What does the "R" mean in "R-alpha-Lipoic Acid"?
The "R" in "R-alpha-Lipoic Acid" stands for the Latin prefix "Recto" (meaning "right"). The "S" in "S-alpha-Lipoic Acid" stands for "Sinistro" (meaning "left"). Alpha-Lipoic Acid is one of many chemical compounds that has two different molecular structures with analogous chemical properties. The two structures do not differ from each other in the number or types of atoms that make up the molecules, or in the order in which these atoms are connected together with chemical bonds; they differ in the way these atoms and bonds are configured in three dimensions. The R- and S-configurations have the same connectivity within their molecular frameworks, but they cannot be rotated or moved so as to coincide.
As an analogy, hold out both your hands with the fingers in the same relative configuration -- that is, whatever pattern your right-hand fingers are making, hold the fingers of the left hand in the same relative pattern. One hand is now like a mirror image of the other. But no matter how you try to move or rotate one hand, you can't make it coincide with the other -- you can't make a right hand look exactly like a left hand, even though they have the same relative configuration.
When a product is labeled simply "alpha-Lipoic Acid", this means that it is a 1:1 mixture of R- and S-alpha-Lipoic Acid. This mixed form is easiest and cheapest to make synthetically. If the product label says "R-alpha-Lipoic Acid", then the product is, of course, just the R-form of alpha-Lipoic Acid. This is the form normally found in the body.

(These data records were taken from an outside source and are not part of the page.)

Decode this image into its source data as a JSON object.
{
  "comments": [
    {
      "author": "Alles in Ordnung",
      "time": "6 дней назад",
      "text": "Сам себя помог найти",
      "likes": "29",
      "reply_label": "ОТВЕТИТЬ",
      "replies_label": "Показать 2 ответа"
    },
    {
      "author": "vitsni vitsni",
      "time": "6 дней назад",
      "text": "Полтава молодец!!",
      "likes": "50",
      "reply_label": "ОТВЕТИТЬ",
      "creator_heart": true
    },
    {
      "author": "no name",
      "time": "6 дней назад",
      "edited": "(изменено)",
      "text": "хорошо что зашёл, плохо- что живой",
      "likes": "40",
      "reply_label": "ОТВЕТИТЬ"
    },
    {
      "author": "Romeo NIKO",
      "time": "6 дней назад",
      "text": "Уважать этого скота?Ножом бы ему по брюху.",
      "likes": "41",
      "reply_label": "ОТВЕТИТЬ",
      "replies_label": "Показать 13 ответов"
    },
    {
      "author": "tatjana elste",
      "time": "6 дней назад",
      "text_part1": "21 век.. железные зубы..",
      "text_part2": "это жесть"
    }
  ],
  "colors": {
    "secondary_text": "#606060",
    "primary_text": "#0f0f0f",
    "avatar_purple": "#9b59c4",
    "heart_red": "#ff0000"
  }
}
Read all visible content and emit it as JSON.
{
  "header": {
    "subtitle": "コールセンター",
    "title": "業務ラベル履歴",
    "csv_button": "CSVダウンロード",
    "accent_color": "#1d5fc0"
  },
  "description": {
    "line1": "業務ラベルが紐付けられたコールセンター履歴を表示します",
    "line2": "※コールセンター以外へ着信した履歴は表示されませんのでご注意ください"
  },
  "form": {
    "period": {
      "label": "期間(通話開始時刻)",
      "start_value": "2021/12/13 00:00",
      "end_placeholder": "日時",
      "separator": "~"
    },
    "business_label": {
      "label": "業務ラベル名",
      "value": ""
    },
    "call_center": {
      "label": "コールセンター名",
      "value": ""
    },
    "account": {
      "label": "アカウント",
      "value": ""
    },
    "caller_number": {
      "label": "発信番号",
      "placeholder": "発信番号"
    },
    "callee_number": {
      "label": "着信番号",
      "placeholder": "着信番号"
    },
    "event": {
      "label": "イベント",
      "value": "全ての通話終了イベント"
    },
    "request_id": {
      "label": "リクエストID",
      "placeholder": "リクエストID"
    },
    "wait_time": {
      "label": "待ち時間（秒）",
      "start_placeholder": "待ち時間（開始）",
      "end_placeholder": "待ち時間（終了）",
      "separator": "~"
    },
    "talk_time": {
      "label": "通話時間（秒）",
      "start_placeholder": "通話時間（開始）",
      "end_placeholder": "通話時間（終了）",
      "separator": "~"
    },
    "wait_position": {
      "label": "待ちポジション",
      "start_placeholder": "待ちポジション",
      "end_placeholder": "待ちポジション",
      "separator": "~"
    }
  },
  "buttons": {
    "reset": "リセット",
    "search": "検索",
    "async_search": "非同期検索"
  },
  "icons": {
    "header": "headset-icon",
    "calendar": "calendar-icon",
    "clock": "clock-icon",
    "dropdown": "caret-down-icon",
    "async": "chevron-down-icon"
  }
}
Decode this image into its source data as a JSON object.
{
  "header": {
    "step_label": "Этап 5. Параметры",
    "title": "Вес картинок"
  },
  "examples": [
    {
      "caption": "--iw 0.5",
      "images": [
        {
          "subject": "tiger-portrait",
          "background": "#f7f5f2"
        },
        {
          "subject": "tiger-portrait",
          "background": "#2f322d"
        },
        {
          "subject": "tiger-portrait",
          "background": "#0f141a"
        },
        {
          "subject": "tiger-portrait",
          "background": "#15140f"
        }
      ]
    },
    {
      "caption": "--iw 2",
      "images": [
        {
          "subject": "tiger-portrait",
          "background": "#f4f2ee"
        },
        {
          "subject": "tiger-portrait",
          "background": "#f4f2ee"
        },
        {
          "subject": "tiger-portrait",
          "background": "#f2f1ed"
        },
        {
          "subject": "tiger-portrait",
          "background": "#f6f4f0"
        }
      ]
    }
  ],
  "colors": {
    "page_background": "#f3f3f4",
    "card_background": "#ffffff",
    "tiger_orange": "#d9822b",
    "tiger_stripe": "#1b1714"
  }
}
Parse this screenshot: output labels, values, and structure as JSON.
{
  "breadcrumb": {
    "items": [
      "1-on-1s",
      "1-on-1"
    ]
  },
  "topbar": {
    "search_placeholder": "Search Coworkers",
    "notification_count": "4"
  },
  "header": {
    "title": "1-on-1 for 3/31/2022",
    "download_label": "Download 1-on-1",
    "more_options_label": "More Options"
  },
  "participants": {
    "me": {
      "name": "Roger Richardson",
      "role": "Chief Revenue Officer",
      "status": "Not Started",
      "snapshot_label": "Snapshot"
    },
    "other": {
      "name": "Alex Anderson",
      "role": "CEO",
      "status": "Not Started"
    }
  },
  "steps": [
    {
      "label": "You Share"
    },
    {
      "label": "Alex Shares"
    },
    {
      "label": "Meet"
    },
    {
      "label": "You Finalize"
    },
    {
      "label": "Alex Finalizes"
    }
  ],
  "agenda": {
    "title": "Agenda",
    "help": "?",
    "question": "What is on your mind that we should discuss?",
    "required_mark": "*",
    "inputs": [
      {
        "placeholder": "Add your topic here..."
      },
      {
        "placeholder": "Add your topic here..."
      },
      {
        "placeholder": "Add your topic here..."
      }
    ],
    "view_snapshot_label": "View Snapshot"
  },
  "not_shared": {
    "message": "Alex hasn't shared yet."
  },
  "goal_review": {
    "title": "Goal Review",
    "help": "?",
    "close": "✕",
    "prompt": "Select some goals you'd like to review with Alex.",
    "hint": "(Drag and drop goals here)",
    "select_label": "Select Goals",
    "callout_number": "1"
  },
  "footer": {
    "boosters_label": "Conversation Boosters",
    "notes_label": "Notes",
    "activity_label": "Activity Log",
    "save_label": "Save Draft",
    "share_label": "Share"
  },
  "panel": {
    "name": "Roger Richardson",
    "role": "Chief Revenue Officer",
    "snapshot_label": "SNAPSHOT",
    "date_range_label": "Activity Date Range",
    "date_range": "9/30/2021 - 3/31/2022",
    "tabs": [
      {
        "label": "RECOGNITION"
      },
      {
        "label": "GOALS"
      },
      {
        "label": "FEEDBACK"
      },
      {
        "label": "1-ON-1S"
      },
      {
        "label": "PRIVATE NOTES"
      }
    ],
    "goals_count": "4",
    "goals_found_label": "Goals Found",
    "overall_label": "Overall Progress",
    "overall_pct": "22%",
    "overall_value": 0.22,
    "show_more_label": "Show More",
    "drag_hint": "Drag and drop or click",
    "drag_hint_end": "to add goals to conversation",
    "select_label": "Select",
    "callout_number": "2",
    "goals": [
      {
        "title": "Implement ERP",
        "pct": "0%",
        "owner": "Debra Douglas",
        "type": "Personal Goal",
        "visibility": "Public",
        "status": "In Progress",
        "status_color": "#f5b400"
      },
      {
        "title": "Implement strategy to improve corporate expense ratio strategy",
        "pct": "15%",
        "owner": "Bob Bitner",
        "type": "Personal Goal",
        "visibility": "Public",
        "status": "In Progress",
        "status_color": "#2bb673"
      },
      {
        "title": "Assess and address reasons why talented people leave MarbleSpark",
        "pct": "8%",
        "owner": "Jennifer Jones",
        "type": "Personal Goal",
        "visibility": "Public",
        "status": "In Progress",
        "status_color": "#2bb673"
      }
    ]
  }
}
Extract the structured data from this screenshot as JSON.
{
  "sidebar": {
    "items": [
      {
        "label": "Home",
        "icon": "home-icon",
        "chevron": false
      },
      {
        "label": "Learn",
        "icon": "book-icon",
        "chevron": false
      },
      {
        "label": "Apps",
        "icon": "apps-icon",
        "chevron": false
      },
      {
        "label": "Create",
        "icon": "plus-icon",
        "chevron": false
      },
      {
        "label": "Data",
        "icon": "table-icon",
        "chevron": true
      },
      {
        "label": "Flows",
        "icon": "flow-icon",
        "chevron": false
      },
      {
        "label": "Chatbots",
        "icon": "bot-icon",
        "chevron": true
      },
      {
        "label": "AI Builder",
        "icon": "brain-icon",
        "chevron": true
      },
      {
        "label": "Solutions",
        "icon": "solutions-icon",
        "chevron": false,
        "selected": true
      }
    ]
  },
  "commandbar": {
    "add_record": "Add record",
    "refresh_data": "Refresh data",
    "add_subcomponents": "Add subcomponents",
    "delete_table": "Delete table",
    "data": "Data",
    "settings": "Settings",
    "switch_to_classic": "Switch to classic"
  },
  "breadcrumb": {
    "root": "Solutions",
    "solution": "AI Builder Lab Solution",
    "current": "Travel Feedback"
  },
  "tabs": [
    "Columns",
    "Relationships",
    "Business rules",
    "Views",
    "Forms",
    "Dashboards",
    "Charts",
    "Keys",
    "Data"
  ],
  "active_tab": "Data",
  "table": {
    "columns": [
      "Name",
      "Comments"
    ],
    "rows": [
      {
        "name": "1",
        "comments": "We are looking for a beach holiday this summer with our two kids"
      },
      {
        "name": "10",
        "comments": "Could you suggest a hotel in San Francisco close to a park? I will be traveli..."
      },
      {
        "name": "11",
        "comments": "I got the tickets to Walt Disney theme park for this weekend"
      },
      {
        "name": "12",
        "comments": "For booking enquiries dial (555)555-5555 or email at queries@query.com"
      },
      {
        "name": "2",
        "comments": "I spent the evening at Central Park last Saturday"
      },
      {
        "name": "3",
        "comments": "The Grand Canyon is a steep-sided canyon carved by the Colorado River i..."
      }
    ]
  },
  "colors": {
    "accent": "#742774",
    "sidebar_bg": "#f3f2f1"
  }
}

The S-form of alpha-Lipoic Acid has, generally speaking, less biological activity than the R-form. The currently accepted view is that the S-form is not harmful, but that it may to some extent counteract the benefits of the R-form. Therefore, if one can afford the R-form, one should buy it instead of the mixed form. The mixed form, however, has been shown in many clinical studies to be beneficial, and certainly worth using if the R-form is too expensive.
March 11, 2003
written by Russell Mills
San Francisco, CA